[[ Available records, beginning ]]

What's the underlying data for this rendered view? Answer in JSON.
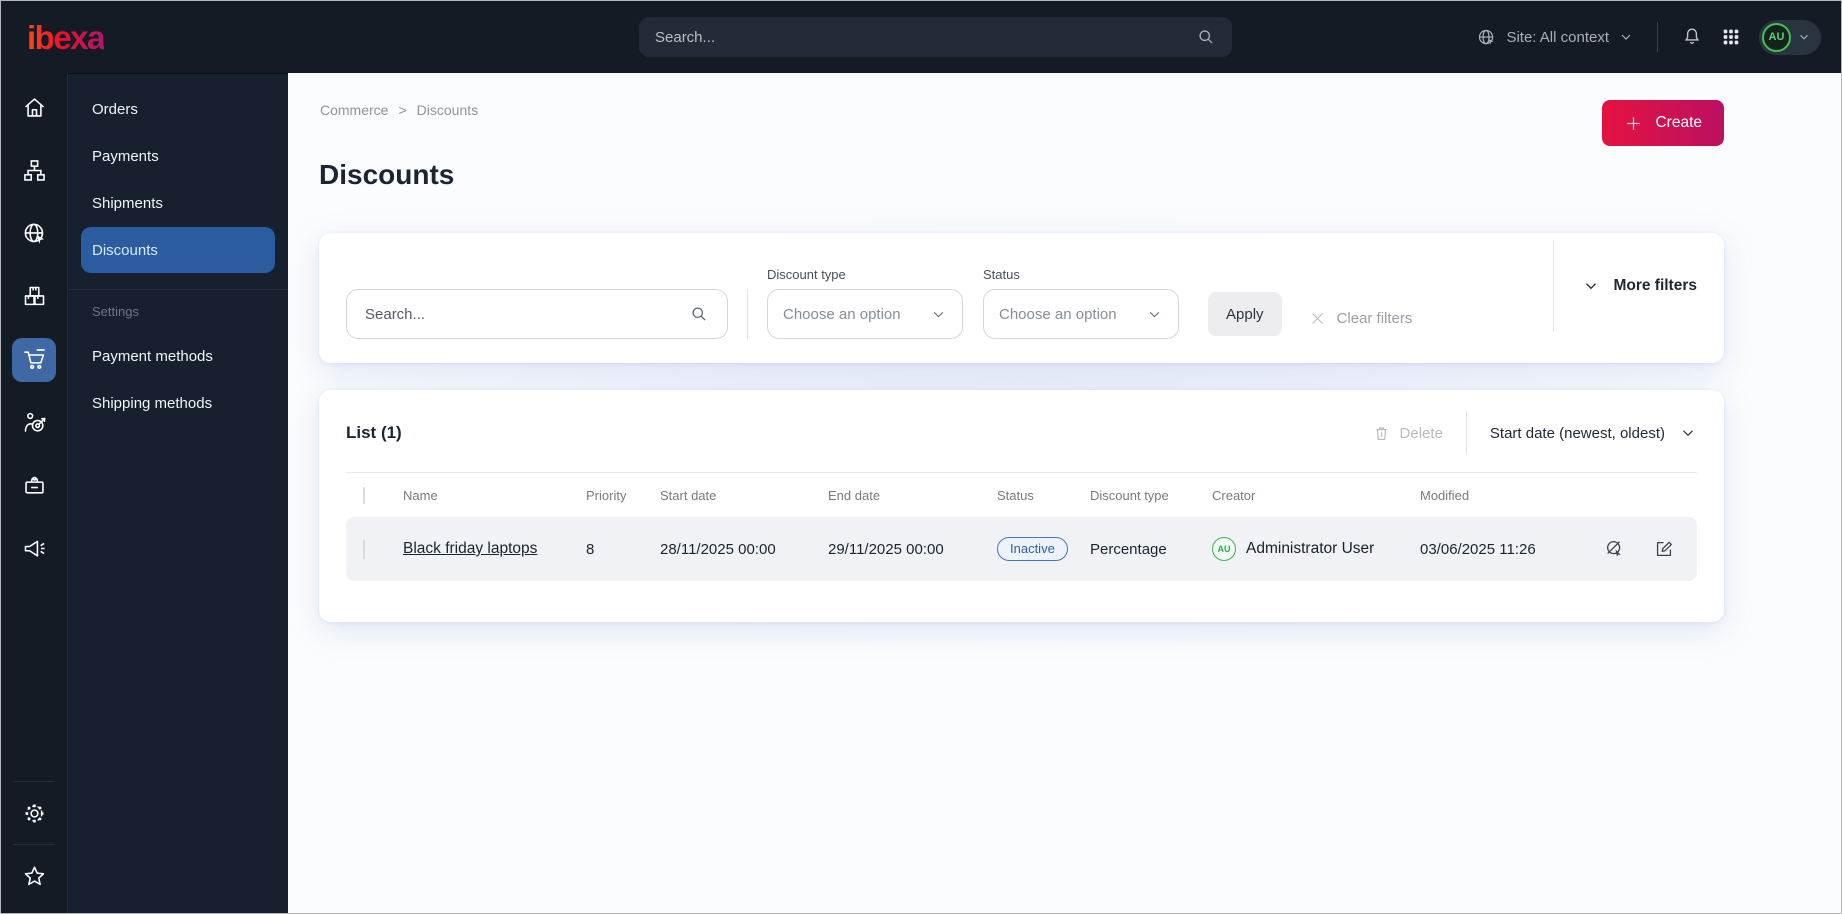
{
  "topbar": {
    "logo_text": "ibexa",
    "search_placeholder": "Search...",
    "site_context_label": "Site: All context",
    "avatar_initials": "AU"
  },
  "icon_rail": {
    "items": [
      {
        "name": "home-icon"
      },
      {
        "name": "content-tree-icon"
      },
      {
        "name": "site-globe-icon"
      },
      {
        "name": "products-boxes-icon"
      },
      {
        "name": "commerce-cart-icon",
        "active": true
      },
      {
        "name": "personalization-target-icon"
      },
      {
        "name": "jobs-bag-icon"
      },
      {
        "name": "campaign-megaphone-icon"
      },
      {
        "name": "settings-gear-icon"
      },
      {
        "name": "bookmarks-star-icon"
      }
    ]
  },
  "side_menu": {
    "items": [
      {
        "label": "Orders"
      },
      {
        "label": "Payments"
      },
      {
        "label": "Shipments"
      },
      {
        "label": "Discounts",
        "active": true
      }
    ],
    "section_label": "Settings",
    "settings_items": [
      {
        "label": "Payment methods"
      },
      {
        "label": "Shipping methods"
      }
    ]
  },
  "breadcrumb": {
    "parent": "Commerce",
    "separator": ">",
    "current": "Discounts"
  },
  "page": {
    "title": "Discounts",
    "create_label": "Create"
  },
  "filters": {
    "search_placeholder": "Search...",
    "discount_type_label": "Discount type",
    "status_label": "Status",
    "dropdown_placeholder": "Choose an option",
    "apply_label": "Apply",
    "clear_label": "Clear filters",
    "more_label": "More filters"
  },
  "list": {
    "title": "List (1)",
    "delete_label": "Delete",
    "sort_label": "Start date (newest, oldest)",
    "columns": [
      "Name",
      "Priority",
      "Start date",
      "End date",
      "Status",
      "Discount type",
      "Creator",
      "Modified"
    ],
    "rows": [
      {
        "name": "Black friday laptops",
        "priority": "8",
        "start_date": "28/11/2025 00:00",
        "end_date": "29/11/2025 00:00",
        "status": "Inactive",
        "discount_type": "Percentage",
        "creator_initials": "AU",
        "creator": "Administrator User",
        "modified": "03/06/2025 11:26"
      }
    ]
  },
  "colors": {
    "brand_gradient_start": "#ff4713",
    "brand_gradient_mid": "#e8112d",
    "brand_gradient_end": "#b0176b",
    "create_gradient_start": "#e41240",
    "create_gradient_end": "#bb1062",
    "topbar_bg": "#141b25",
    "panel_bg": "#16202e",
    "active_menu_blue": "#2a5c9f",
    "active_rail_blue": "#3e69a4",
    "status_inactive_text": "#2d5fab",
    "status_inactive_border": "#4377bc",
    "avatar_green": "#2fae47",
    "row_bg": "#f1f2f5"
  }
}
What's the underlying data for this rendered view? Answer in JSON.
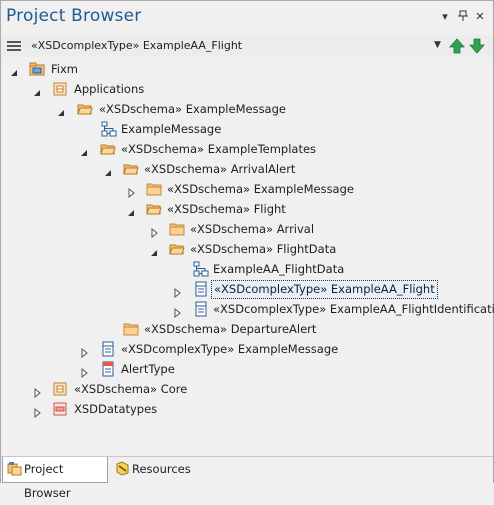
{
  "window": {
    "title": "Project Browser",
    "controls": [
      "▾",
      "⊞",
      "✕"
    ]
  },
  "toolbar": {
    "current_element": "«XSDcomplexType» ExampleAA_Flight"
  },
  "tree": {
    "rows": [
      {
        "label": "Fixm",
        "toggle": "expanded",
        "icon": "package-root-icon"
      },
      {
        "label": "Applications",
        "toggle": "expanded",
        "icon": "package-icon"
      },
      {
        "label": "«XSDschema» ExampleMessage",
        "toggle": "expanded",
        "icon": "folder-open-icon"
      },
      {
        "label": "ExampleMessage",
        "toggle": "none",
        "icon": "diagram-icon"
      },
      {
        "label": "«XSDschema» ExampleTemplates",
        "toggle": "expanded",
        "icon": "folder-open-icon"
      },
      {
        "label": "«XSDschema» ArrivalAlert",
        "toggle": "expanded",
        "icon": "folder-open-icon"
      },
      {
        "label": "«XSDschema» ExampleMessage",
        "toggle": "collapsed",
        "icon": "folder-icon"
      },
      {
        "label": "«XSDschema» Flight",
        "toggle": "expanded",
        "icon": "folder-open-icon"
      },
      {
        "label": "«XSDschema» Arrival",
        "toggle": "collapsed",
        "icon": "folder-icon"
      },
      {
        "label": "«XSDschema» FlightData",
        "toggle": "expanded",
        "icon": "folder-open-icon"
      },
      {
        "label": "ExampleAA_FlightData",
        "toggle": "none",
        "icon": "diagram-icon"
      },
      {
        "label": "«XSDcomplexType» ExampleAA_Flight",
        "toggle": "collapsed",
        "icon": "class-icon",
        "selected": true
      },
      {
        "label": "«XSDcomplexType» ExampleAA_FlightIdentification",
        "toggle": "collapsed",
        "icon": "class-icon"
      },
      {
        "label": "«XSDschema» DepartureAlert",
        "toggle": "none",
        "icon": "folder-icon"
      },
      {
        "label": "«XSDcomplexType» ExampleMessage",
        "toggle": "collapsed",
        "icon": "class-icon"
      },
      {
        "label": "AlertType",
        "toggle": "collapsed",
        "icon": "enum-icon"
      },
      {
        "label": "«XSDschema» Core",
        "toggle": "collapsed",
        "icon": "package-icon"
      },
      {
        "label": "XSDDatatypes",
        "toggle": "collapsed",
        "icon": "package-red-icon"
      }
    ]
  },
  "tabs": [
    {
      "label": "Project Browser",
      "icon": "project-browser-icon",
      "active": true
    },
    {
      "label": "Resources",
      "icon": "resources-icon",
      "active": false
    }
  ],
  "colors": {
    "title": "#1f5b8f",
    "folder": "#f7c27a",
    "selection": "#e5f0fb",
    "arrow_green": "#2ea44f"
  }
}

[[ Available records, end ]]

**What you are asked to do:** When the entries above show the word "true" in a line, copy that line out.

**Result for this exercise:**
        "active": true
        "active": true
        "selected": true
      "active": true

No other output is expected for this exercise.